In its latest report released Jan. 31, the Ankara attaché of the US Department of Agriculture’s Foreign Agricultural Services agency maintained Turkey’s wheat production forecast at 16.25 million tons in 2021/22. Year-over-year production is down 2 million tons in large part because of severe drought conditions across much of the country during the growing season.
Looking ahead to next year, winter wheat planting was completed this past November with harvest this spring. Rainfall levels from October to December 2021 are better compared to the same period last year, except in southeastern Anatolia. “While rainfall conditions appear to be on a favorable trajectory, the rising cost of agricultural inputs, such as fertilizer and tractor fuel, and the government’s continued market interventions to hold the price of wheat and flour stable may dampen farmers’ spring planting decisions,” the attaché said in the report.
Turkey continues to struggle against rising food inflation, which stems from a variety of factors, such as major grain production losses from the drought in MY 2021-22, the depreciation of the Turkish Lira against other major currencies, rising international commodity prices, and higher input costs, such as fertilizer, pesticides, fuel, and electricity.
Following are selected highlights from the report:
The wheat consumption forecast for 2021-22 is revised downward by 400,000 MT to 21.1 million tons. This revision is made because wheat import volumes are expected to contract slightly in response to strong barley imports. Despite this downward adjustment to 2021-22 consumption levels, overall consumption is still expected to be 500,000 MT higher than the previous year due to growing wheat demand.
The 2021-22 wheat import estimate is revised slightly downward to 10.8 million tons but remains 2.7 million tons higher than the previous year because of the increased need for imports resulting from the drought losses. The current import estimate assumes the Turkish Grain Board (TMO) will continue purchasing imported wheat until Turkey’s next wheat harvest, strong barley imports, and a projected slowdown in feed demand in the second half of the marketing year.

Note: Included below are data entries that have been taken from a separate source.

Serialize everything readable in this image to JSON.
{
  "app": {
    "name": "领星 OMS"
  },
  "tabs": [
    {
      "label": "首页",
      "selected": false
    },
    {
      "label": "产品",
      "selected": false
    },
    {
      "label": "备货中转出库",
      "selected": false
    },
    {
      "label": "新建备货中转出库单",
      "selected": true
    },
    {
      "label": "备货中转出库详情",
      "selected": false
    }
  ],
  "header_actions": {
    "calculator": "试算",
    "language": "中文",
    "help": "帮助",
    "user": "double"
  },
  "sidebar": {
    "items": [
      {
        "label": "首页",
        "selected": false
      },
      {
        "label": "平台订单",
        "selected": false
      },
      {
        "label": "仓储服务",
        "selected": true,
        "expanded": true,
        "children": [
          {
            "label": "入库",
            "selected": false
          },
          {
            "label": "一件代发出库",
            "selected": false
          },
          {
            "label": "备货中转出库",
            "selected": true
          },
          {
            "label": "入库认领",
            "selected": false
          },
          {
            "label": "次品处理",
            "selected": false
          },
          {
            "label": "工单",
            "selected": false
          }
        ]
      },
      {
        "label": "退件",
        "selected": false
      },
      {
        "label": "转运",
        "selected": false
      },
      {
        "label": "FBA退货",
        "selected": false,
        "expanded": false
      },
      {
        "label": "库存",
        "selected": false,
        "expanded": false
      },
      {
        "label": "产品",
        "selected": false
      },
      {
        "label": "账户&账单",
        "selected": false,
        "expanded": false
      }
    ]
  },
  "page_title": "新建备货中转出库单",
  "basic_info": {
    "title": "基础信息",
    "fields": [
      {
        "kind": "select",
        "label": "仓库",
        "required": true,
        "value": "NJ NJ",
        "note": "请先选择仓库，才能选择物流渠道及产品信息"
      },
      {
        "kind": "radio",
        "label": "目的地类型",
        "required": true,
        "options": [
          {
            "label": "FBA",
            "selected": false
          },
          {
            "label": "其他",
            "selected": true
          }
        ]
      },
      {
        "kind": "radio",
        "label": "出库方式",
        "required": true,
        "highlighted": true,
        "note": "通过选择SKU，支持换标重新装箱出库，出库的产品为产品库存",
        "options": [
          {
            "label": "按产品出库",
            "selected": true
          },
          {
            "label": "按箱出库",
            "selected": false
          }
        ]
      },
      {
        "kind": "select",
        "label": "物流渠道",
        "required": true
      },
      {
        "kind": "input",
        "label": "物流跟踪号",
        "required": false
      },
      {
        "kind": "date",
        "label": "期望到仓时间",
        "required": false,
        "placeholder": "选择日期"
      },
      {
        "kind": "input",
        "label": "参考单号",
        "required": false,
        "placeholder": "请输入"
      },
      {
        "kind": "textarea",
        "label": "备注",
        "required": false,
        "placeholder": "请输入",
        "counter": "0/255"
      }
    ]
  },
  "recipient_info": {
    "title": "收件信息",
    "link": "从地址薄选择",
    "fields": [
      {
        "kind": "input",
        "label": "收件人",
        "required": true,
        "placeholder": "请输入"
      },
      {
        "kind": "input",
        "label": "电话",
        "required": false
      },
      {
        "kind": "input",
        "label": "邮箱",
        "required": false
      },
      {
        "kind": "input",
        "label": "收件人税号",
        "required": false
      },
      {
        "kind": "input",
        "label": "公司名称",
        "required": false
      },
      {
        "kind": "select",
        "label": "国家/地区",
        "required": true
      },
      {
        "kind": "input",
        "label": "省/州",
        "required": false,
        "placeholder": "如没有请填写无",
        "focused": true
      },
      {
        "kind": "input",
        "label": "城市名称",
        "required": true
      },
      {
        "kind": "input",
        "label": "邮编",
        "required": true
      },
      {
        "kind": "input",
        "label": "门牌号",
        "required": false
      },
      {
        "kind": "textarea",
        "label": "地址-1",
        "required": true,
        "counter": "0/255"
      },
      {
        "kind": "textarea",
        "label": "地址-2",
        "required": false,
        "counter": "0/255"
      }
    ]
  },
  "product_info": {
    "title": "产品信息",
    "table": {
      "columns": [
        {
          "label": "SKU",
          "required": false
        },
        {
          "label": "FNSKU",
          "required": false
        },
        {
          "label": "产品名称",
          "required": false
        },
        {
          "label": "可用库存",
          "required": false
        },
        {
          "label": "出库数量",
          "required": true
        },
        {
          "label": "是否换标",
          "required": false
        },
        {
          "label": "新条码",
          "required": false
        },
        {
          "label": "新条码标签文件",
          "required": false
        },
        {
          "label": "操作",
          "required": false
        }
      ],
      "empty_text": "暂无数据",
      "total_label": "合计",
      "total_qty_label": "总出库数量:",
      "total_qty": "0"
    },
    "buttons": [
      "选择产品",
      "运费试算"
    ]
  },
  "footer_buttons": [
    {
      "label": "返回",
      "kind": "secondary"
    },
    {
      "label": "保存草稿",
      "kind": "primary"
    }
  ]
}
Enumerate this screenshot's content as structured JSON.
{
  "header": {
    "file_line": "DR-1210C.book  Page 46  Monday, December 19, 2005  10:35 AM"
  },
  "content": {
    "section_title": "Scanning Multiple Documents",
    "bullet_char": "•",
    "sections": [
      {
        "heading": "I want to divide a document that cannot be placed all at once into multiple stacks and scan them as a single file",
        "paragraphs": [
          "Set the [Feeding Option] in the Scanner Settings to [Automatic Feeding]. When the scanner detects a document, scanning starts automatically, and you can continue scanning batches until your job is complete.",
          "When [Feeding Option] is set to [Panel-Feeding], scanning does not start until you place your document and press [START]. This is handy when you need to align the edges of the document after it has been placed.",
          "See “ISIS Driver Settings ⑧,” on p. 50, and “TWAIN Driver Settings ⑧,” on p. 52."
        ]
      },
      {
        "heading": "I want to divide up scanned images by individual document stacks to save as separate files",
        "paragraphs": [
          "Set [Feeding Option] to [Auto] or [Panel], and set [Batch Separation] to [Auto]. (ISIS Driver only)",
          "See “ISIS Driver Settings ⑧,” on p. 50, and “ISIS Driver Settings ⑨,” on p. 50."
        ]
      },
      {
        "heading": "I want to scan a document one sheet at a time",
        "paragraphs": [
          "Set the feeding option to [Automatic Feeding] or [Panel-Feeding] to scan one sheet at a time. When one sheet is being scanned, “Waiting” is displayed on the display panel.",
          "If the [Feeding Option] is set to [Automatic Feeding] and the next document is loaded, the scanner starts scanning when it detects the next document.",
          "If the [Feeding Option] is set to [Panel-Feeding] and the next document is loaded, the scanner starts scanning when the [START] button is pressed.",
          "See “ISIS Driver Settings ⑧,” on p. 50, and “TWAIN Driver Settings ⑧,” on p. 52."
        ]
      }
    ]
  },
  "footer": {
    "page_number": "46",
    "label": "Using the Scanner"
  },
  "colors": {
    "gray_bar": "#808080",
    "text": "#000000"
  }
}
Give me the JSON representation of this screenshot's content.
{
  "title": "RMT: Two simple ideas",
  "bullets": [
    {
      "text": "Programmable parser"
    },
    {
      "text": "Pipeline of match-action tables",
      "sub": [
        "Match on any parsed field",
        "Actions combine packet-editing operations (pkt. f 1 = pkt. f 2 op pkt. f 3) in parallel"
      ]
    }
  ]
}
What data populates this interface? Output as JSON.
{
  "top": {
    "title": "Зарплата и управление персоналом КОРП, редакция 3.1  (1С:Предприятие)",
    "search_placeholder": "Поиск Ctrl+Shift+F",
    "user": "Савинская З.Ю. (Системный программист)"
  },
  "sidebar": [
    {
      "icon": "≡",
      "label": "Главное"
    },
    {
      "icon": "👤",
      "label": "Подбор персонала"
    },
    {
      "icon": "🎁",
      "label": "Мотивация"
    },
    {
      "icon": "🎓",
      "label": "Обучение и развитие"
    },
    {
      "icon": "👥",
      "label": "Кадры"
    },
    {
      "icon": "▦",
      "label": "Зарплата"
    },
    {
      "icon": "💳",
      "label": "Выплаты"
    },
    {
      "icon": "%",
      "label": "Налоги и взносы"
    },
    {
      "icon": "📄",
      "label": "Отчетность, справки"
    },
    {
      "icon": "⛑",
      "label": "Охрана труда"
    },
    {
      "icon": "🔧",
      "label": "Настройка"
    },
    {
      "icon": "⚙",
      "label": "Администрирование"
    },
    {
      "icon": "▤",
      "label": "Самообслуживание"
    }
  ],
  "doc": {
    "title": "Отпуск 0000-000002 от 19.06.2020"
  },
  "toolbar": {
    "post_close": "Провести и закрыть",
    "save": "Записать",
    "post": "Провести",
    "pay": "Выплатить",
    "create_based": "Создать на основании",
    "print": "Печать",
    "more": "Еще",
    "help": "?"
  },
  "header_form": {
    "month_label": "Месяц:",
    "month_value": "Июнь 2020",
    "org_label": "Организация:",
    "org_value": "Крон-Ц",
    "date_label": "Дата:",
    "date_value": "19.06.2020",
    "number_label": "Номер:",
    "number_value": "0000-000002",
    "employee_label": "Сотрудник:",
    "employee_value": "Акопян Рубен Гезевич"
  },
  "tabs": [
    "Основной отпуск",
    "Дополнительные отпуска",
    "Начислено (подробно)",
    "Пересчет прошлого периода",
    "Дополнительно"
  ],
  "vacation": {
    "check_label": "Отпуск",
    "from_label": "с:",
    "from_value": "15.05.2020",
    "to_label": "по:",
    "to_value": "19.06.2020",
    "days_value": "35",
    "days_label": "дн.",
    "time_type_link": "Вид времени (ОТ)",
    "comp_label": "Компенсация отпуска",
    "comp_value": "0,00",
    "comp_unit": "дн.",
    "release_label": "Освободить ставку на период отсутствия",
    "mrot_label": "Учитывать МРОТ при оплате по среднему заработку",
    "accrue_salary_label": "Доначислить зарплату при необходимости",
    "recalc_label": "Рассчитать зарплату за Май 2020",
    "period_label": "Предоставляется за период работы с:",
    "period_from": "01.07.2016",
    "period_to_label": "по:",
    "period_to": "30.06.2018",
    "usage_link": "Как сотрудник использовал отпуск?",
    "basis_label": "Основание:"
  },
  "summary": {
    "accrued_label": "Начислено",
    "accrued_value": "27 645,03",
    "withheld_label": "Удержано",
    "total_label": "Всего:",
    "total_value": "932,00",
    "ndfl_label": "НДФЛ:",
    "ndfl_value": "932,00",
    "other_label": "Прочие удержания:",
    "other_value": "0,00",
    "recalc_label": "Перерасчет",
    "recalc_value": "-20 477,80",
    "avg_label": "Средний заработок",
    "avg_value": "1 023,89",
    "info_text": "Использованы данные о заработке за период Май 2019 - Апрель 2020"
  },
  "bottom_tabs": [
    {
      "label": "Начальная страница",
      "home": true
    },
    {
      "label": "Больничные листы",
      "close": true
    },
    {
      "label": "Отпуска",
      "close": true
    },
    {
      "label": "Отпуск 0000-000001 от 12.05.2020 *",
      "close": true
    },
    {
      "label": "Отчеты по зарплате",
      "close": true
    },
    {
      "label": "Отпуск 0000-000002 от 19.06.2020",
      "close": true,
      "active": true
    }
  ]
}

According to the Turkish Statistic Institute (TUIK), Turkey’s wheat imports during the first six months of 2021/22 (from June-November 2021), increased by 20 percent year-over-year, reaching about 5.3 million tons. Russia and Ukraine were the main suppliers, supplying 3.3 million tons and 1.3 million tons, respectively. TMO has purchased 5.75 million tons of grain in twenty different tenders since June 2021.
BETTER FLOUR EXPORT THAN LAST YEAR
For 2021-22, Turkey’s wheat exports, including wheat products, are forecast slightly higher at 6.55 million tons which is close to the previous year’s export level. This estimate assumes better flour export than last year, and stable exports of pasta and transshipped wheat to neighboring countries.
Turkey’s wheat flour exports during the first six months of 2021-22 (from June to November 2021) were just above last year’s exports of the same period, reaching 1.67 million tons. For this period, Iraq remained the leading market for Turkish flour, with exports totaling 750,000 MT. The next largest destinations for Turkish flour were Syria at 162,000 MT, Yemen at 137,000 MT, and Djibouti at 111,000 MT.